Extracted data entries

%%

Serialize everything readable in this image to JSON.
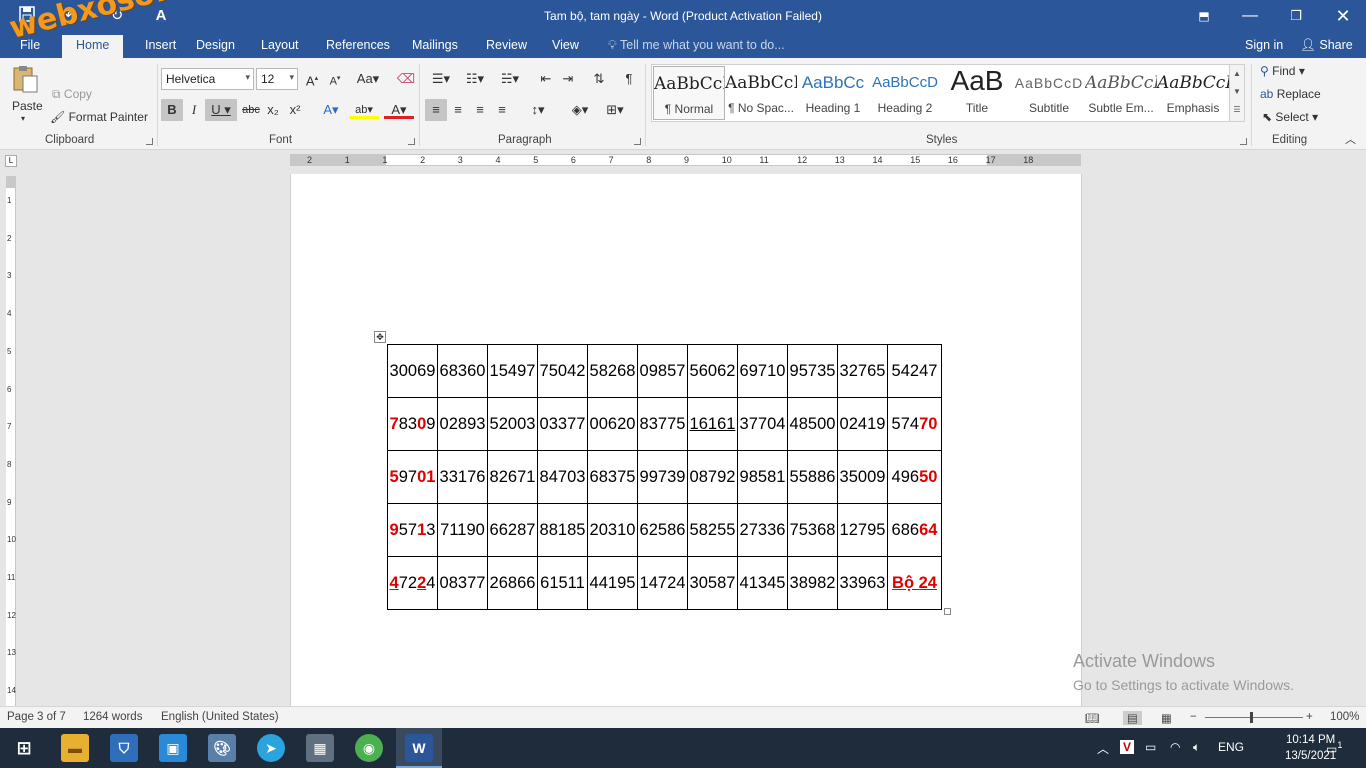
{
  "window": {
    "title": "Tam bộ, tam ngày - Word (Product Activation Failed)",
    "minimize_icon": "minimize-icon",
    "restore_icon": "restore-icon",
    "close_icon": "close-icon"
  },
  "quick_access": {
    "save_icon": "save-icon",
    "undo_icon": "undo-icon",
    "redo_icon": "redo-icon",
    "font_color_icon": "font-color-icon"
  },
  "tabs": [
    "File",
    "Home",
    "Insert",
    "Design",
    "Layout",
    "References",
    "Mailings",
    "Review",
    "View"
  ],
  "tell_me": "Tell me what you want to do...",
  "sign_in": "Sign in",
  "share": "Share",
  "clipboard": {
    "paste": "Paste",
    "copy": "Copy",
    "format_painter": "Format Painter",
    "label": "Clipboard"
  },
  "font": {
    "name": "Helvetica",
    "size": "12",
    "label": "Font",
    "bold": "B",
    "italic": "I",
    "underline": "U",
    "strike": "abc",
    "sub": "x₂",
    "sup": "x²"
  },
  "paragraph": {
    "label": "Paragraph"
  },
  "styles": {
    "label": "Styles",
    "items": [
      {
        "preview": "AaBbCcI",
        "name": "¶ Normal"
      },
      {
        "preview": "AaBbCcI",
        "name": "¶ No Spac..."
      },
      {
        "preview": "AaBbCc",
        "name": "Heading 1"
      },
      {
        "preview": "AaBbCcD",
        "name": "Heading 2"
      },
      {
        "preview": "AaB",
        "name": "Title"
      },
      {
        "preview": "AaBbCcD",
        "name": "Subtitle"
      },
      {
        "preview": "AaBbCcI",
        "name": "Subtle Em..."
      },
      {
        "preview": "AaBbCcI",
        "name": "Emphasis"
      }
    ]
  },
  "editing": {
    "find": "Find",
    "replace": "Replace",
    "select": "Select",
    "label": "Editing"
  },
  "ruler": {
    "h_numbers": [
      "2",
      "1",
      "1",
      "2",
      "3",
      "4",
      "5",
      "6",
      "7",
      "8",
      "9",
      "10",
      "11",
      "12",
      "13",
      "14",
      "15",
      "16",
      "17",
      "18"
    ],
    "v_numbers": [
      "1",
      "2",
      "3",
      "4",
      "5",
      "6",
      "7",
      "8",
      "9",
      "10",
      "11",
      "12",
      "13",
      "14"
    ]
  },
  "table": {
    "rows": [
      [
        {
          "parts": [
            {
              "t": "30069"
            }
          ]
        },
        {
          "parts": [
            {
              "t": "68360"
            }
          ]
        },
        {
          "parts": [
            {
              "t": "15497"
            }
          ]
        },
        {
          "parts": [
            {
              "t": "75042"
            }
          ]
        },
        {
          "parts": [
            {
              "t": "58268"
            }
          ]
        },
        {
          "parts": [
            {
              "t": "09857"
            }
          ]
        },
        {
          "parts": [
            {
              "t": "56062"
            }
          ]
        },
        {
          "parts": [
            {
              "t": "69710"
            }
          ]
        },
        {
          "parts": [
            {
              "t": "95735"
            }
          ]
        },
        {
          "parts": [
            {
              "t": "32765"
            }
          ]
        },
        {
          "parts": [
            {
              "t": "54247"
            }
          ]
        }
      ],
      [
        {
          "parts": [
            {
              "t": "7",
              "red": true
            },
            {
              "t": "83"
            },
            {
              "t": "0",
              "red": true
            },
            {
              "t": "9"
            }
          ]
        },
        {
          "parts": [
            {
              "t": "02893"
            }
          ]
        },
        {
          "parts": [
            {
              "t": "52003"
            }
          ]
        },
        {
          "parts": [
            {
              "t": "03377"
            }
          ]
        },
        {
          "parts": [
            {
              "t": "00620"
            }
          ]
        },
        {
          "parts": [
            {
              "t": "83775"
            }
          ]
        },
        {
          "parts": [
            {
              "t": "16161",
              "u": true
            }
          ]
        },
        {
          "parts": [
            {
              "t": "37704"
            }
          ]
        },
        {
          "parts": [
            {
              "t": "48500"
            }
          ]
        },
        {
          "parts": [
            {
              "t": "02419"
            }
          ]
        },
        {
          "parts": [
            {
              "t": "574"
            },
            {
              "t": "70",
              "red": true
            }
          ]
        }
      ],
      [
        {
          "parts": [
            {
              "t": "5",
              "red": true
            },
            {
              "t": "97"
            },
            {
              "t": "01",
              "red": true
            }
          ]
        },
        {
          "parts": [
            {
              "t": "33176"
            }
          ]
        },
        {
          "parts": [
            {
              "t": "82671"
            }
          ]
        },
        {
          "parts": [
            {
              "t": "84703"
            }
          ]
        },
        {
          "parts": [
            {
              "t": "68375"
            }
          ]
        },
        {
          "parts": [
            {
              "t": "99739"
            }
          ]
        },
        {
          "parts": [
            {
              "t": "08792"
            }
          ]
        },
        {
          "parts": [
            {
              "t": "98581"
            }
          ]
        },
        {
          "parts": [
            {
              "t": "55886"
            }
          ]
        },
        {
          "parts": [
            {
              "t": "35009"
            }
          ]
        },
        {
          "parts": [
            {
              "t": "496"
            },
            {
              "t": "50",
              "red": true
            }
          ]
        }
      ],
      [
        {
          "parts": [
            {
              "t": "9",
              "red": true
            },
            {
              "t": "57"
            },
            {
              "t": "1",
              "red": true
            },
            {
              "t": "3"
            }
          ]
        },
        {
          "parts": [
            {
              "t": "71190"
            }
          ]
        },
        {
          "parts": [
            {
              "t": "66287"
            }
          ]
        },
        {
          "parts": [
            {
              "t": "88185"
            }
          ]
        },
        {
          "parts": [
            {
              "t": "20310"
            }
          ]
        },
        {
          "parts": [
            {
              "t": "62586"
            }
          ]
        },
        {
          "parts": [
            {
              "t": "58255"
            }
          ]
        },
        {
          "parts": [
            {
              "t": "27336"
            }
          ]
        },
        {
          "parts": [
            {
              "t": "75368"
            }
          ]
        },
        {
          "parts": [
            {
              "t": "12795"
            }
          ]
        },
        {
          "parts": [
            {
              "t": "686"
            },
            {
              "t": "64",
              "red": true
            }
          ]
        }
      ],
      [
        {
          "parts": [
            {
              "t": "4",
              "red": true,
              "u": true
            },
            {
              "t": "72"
            },
            {
              "t": "2",
              "red": true,
              "u": true
            },
            {
              "t": "4"
            }
          ]
        },
        {
          "parts": [
            {
              "t": "08377"
            }
          ]
        },
        {
          "parts": [
            {
              "t": "26866"
            }
          ]
        },
        {
          "parts": [
            {
              "t": "61511"
            }
          ]
        },
        {
          "parts": [
            {
              "t": "44195"
            }
          ]
        },
        {
          "parts": [
            {
              "t": "14724"
            }
          ]
        },
        {
          "parts": [
            {
              "t": "30587"
            }
          ]
        },
        {
          "parts": [
            {
              "t": "41345"
            }
          ]
        },
        {
          "parts": [
            {
              "t": "38982"
            }
          ]
        },
        {
          "parts": [
            {
              "t": "33963"
            }
          ]
        },
        {
          "parts": [
            {
              "t": "Bộ 24 ",
              "red": true,
              "u": true
            }
          ]
        }
      ]
    ]
  },
  "activate": {
    "line1": "Activate Windows",
    "line2": "Go to Settings to activate Windows."
  },
  "status": {
    "page": "Page 3 of 7",
    "words": "1264 words",
    "language": "English (United States)",
    "zoom": "100%"
  },
  "taskbar": {
    "lang": "ENG",
    "time": "10:14 PM",
    "date": "13/5/2021",
    "notifications": "1"
  },
  "watermark": "webxoso.net"
}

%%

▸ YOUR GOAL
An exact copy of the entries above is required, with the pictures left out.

▸ EXPECTED ANSWER
Serialize everything readable in this image to JSON.
{
  "window": {
    "title": "Tam bộ, tam ngày - Word (Product Activation Failed)",
    "minimize_icon": "minimize-icon",
    "restore_icon": "restore-icon",
    "close_icon": "close-icon"
  },
  "quick_access": {
    "save_icon": "save-icon",
    "undo_icon": "undo-icon",
    "redo_icon": "redo-icon",
    "font_color_icon": "font-color-icon"
  },
  "tabs": [
    "File",
    "Home",
    "Insert",
    "Design",
    "Layout",
    "References",
    "Mailings",
    "Review",
    "View"
  ],
  "tell_me": "Tell me what you want to do...",
  "sign_in": "Sign in",
  "share": "Share",
  "clipboard": {
    "paste": "Paste",
    "copy": "Copy",
    "format_painter": "Format Painter",
    "label": "Clipboard"
  },
  "font": {
    "name": "Helvetica",
    "size": "12",
    "label": "Font",
    "bold": "B",
    "italic": "I",
    "underline": "U",
    "strike": "abc",
    "sub": "x₂",
    "sup": "x²"
  },
  "paragraph": {
    "label": "Paragraph"
  },
  "styles": {
    "label": "Styles",
    "items": [
      {
        "preview": "AaBbCcI",
        "name": "¶ Normal"
      },
      {
        "preview": "AaBbCcI",
        "name": "¶ No Spac..."
      },
      {
        "preview": "AaBbCc",
        "name": "Heading 1"
      },
      {
        "preview": "AaBbCcD",
        "name": "Heading 2"
      },
      {
        "preview": "AaB",
        "name": "Title"
      },
      {
        "preview": "AaBbCcD",
        "name": "Subtitle"
      },
      {
        "preview": "AaBbCcI",
        "name": "Subtle Em..."
      },
      {
        "preview": "AaBbCcI",
        "name": "Emphasis"
      }
    ]
  },
  "editing": {
    "find": "Find",
    "replace": "Replace",
    "select": "Select",
    "label": "Editing"
  },
  "ruler": {
    "h_numbers": [
      "2",
      "1",
      "1",
      "2",
      "3",
      "4",
      "5",
      "6",
      "7",
      "8",
      "9",
      "10",
      "11",
      "12",
      "13",
      "14",
      "15",
      "16",
      "17",
      "18"
    ],
    "v_numbers": [
      "1",
      "2",
      "3",
      "4",
      "5",
      "6",
      "7",
      "8",
      "9",
      "10",
      "11",
      "12",
      "13",
      "14"
    ]
  },
  "table": {
    "rows": [
      [
        {
          "parts": [
            {
              "t": "30069"
            }
          ]
        },
        {
          "parts": [
            {
              "t": "68360"
            }
          ]
        },
        {
          "parts": [
            {
              "t": "15497"
            }
          ]
        },
        {
          "parts": [
            {
              "t": "75042"
            }
          ]
        },
        {
          "parts": [
            {
              "t": "58268"
            }
          ]
        },
        {
          "parts": [
            {
              "t": "09857"
            }
          ]
        },
        {
          "parts": [
            {
              "t": "56062"
            }
          ]
        },
        {
          "parts": [
            {
              "t": "69710"
            }
          ]
        },
        {
          "parts": [
            {
              "t": "95735"
            }
          ]
        },
        {
          "parts": [
            {
              "t": "32765"
            }
          ]
        },
        {
          "parts": [
            {
              "t": "54247"
            }
          ]
        }
      ],
      [
        {
          "parts": [
            {
              "t": "7",
              "red": true
            },
            {
              "t": "83"
            },
            {
              "t": "0",
              "red": true
            },
            {
              "t": "9"
            }
          ]
        },
        {
          "parts": [
            {
              "t": "02893"
            }
          ]
        },
        {
          "parts": [
            {
              "t": "52003"
            }
          ]
        },
        {
          "parts": [
            {
              "t": "03377"
            }
          ]
        },
        {
          "parts": [
            {
              "t": "00620"
            }
          ]
        },
        {
          "parts": [
            {
              "t": "83775"
            }
          ]
        },
        {
          "parts": [
            {
              "t": "16161",
              "u": true
            }
          ]
        },
        {
          "parts": [
            {
              "t": "37704"
            }
          ]
        },
        {
          "parts": [
            {
              "t": "48500"
            }
          ]
        },
        {
          "parts": [
            {
              "t": "02419"
            }
          ]
        },
        {
          "parts": [
            {
              "t": "574"
            },
            {
              "t": "70",
              "red": true
            }
          ]
        }
      ],
      [
        {
          "parts": [
            {
              "t": "5",
              "red": true
            },
            {
              "t": "97"
            },
            {
              "t": "01",
              "red": true
            }
          ]
        },
        {
          "parts": [
            {
              "t": "33176"
            }
          ]
        },
        {
          "parts": [
            {
              "t": "82671"
            }
          ]
        },
        {
          "parts": [
            {
              "t": "84703"
            }
          ]
        },
        {
          "parts": [
            {
              "t": "68375"
            }
          ]
        },
        {
          "parts": [
            {
              "t": "99739"
            }
          ]
        },
        {
          "parts": [
            {
              "t": "08792"
            }
          ]
        },
        {
          "parts": [
            {
              "t": "98581"
            }
          ]
        },
        {
          "parts": [
            {
              "t": "55886"
            }
          ]
        },
        {
          "parts": [
            {
              "t": "35009"
            }
          ]
        },
        {
          "parts": [
            {
              "t": "496"
            },
            {
              "t": "50",
              "red": true
            }
          ]
        }
      ],
      [
        {
          "parts": [
            {
              "t": "9",
              "red": true
            },
            {
              "t": "57"
            },
            {
              "t": "1",
              "red": true
            },
            {
              "t": "3"
            }
          ]
        },
        {
          "parts": [
            {
              "t": "71190"
            }
          ]
        },
        {
          "parts": [
            {
              "t": "66287"
            }
          ]
        },
        {
          "parts": [
            {
              "t": "88185"
            }
          ]
        },
        {
          "parts": [
            {
              "t": "20310"
            }
          ]
        },
        {
          "parts": [
            {
              "t": "62586"
            }
          ]
        },
        {
          "parts": [
            {
              "t": "58255"
            }
          ]
        },
        {
          "parts": [
            {
              "t": "27336"
            }
          ]
        },
        {
          "parts": [
            {
              "t": "75368"
            }
          ]
        },
        {
          "parts": [
            {
              "t": "12795"
            }
          ]
        },
        {
          "parts": [
            {
              "t": "686"
            },
            {
              "t": "64",
              "red": true
            }
          ]
        }
      ],
      [
        {
          "parts": [
            {
              "t": "4",
              "red": true,
              "u": true
            },
            {
              "t": "72"
            },
            {
              "t": "2",
              "red": true,
              "u": true
            },
            {
              "t": "4"
            }
          ]
        },
        {
          "parts": [
            {
              "t": "08377"
            }
          ]
        },
        {
          "parts": [
            {
              "t": "26866"
            }
          ]
        },
        {
          "parts": [
            {
              "t": "61511"
            }
          ]
        },
        {
          "parts": [
            {
              "t": "44195"
            }
          ]
        },
        {
          "parts": [
            {
              "t": "14724"
            }
          ]
        },
        {
          "parts": [
            {
              "t": "30587"
            }
          ]
        },
        {
          "parts": [
            {
              "t": "41345"
            }
          ]
        },
        {
          "parts": [
            {
              "t": "38982"
            }
          ]
        },
        {
          "parts": [
            {
              "t": "33963"
            }
          ]
        },
        {
          "parts": [
            {
              "t": "Bộ 24 ",
              "red": true,
              "u": true
            }
          ]
        }
      ]
    ]
  },
  "activate": {
    "line1": "Activate Windows",
    "line2": "Go to Settings to activate Windows."
  },
  "status": {
    "page": "Page 3 of 7",
    "words": "1264 words",
    "language": "English (United States)",
    "zoom": "100%"
  },
  "taskbar": {
    "lang": "ENG",
    "time": "10:14 PM",
    "date": "13/5/2021",
    "notifications": "1"
  },
  "watermark": "webxoso.net"
}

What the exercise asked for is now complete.